Cumberlidge is working to establish protocols for local responders to follow when they have to wait for state troopers to arrive. Those troopers will be responsible for individual cases.

“They’re going to be joining the task force," Cumberlidge says. "The objective is just to kind of review what we’re doing, how they’re doing things. But also how we’re doing things in Tribal villages and villages that don’t have enforcement.”

The seven MMIP offices opening around the country are part of increased attention to the epidemic on the federal level. 

In November, the U.S. Senate agreed to spend $6.5 million to address the epidemic. President Donald Trump formed the Operation Lady Justice Task Force, which is currently conducting Tribal consultation meetings across the country.

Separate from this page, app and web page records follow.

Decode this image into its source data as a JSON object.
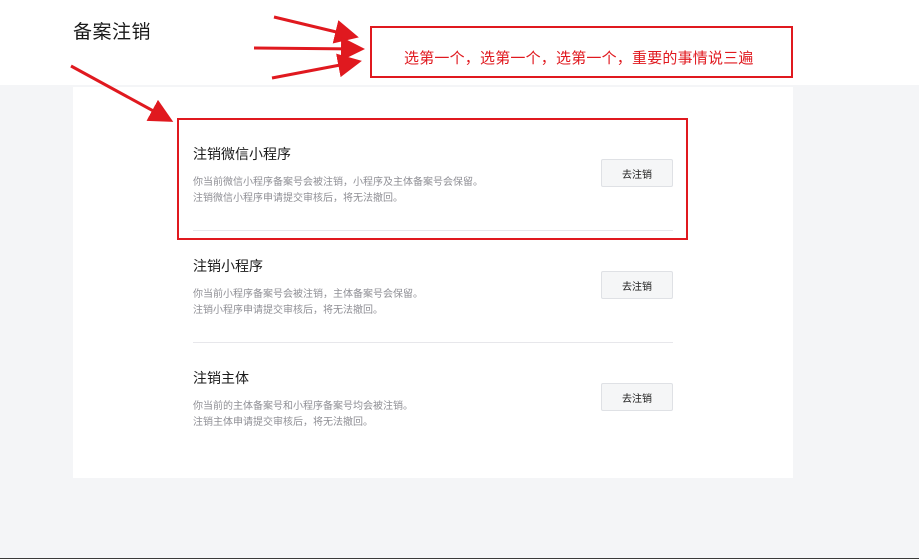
{
  "page": {
    "title": "备案注销"
  },
  "annotation": {
    "text": "选第一个，选第一个，选第一个，重要的事情说三遍"
  },
  "options": [
    {
      "title": "注销微信小程序",
      "description_line1": "你当前微信小程序备案号会被注销，小程序及主体备案号会保留。",
      "description_line2": "注销微信小程序申请提交审核后，将无法撤回。",
      "button_label": "去注销"
    },
    {
      "title": "注销小程序",
      "description_line1": "你当前小程序备案号会被注销，主体备案号会保留。",
      "description_line2": "注销小程序申请提交审核后，将无法撤回。",
      "button_label": "去注销"
    },
    {
      "title": "注销主体",
      "description_line1": "你当前的主体备案号和小程序备案号均会被注销。",
      "description_line2": "注销主体申请提交审核后，将无法撤回。",
      "button_label": "去注销"
    }
  ],
  "colors": {
    "annotation_red": "#e0191f",
    "page_background": "#f4f5f7",
    "card_background": "#ffffff",
    "description_gray": "#8f8f95"
  }
}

Alaska’s sessions are scheduled virtually for September 10th and the 14th. But advocates have also voiced frustrations about the failure of the Senate to reauthorize the Violence Against Women Act, which created federal legislation classifying domestic violence and sexual assault as crimes, and has been up for renewal since 2018.

Communities have been grappling with missing and murdered Indigenous peoples epidemic on the ground level for decades. 

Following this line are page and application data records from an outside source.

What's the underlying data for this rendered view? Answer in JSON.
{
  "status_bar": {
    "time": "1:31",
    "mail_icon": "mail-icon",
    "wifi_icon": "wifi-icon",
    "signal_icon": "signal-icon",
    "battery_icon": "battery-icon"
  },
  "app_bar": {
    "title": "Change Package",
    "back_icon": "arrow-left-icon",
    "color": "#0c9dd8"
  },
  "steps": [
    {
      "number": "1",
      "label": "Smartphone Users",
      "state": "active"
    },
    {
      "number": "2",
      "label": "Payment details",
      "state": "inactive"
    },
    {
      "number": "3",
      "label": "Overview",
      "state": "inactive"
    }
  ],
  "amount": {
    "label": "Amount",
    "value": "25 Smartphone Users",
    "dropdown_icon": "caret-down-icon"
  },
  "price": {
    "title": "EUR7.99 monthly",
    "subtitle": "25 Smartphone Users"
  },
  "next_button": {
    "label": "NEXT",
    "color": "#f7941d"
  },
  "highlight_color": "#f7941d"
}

“The amount of trauma and loss in our community from missing and murdered Indeginous women is so apparent," says Gregg Marxmiller, the education outreach coordinator at SAFE, a local domestic violence and sexual assault response agency in Dillingham. "The fact that everybody here has dealt with it one way or another means it's all our issue to deal with.”

SAFE has organized public speaking events at the Dillingham schools, marches to raise awareness of sexual assault and domestic violence, and talking circles in communities across Bristol Bay.

People are also using art to address structural barriers.

“I got into Missing and Murdered Indigenous Women advocacy work three years ago when I started a Qaspeq project,” says Amber Webb, an artist and activist who grew up in Dillingham and has worked to shed light on MMIW in Alaska and in Bristol Bay. 

In 2018, Webb hand-stitched a giant qaspeq, and drew on it the faces of missing and murdered women from around Alaska. She says she wanted to honor the women who were lost, and to bring awareness to the underlying causes of MMIW. 

“Originally, that project started because I couldn’t even find data that reflected accurate numbers for Alaska," Webb says. "And just kind of realizing how little was being done — it’s the kind of problem where you try to do anything you can when you realize how grave the situation is.” 

Webb has since been collecting data from families, local news reports, and police reports. She says a lot of this data collection has been happening on a grassroots level. The Sovereign Bodies Institute is one of the organizations that compiles such data.  

“In 2018 Annita Lucchesi, who started the Sovereign Bodies Institute, unveiled the very first Indigenous-led database where she was collecting the names of Murdered and Missing Indigenous Women," Webb says. "Since then, there’s been a lot more research work around this issue, but we still can’t give a really accurate picture of those numbers, even within our own region.”

Webb says that along with state and federal efforts to address the MMIW epidemic, institutions and individuals need to examine sexism and racism in their own operations and in everyday life. Then, they need to take concrete steps to change. 

If a woman in your family has been killed or gone missing, you can contact the Sovereign Bodies Institute at mmiwdatabase@sovereign-bodies.org or Data for Indigenous Justice at Charlene.apok@gmail.com.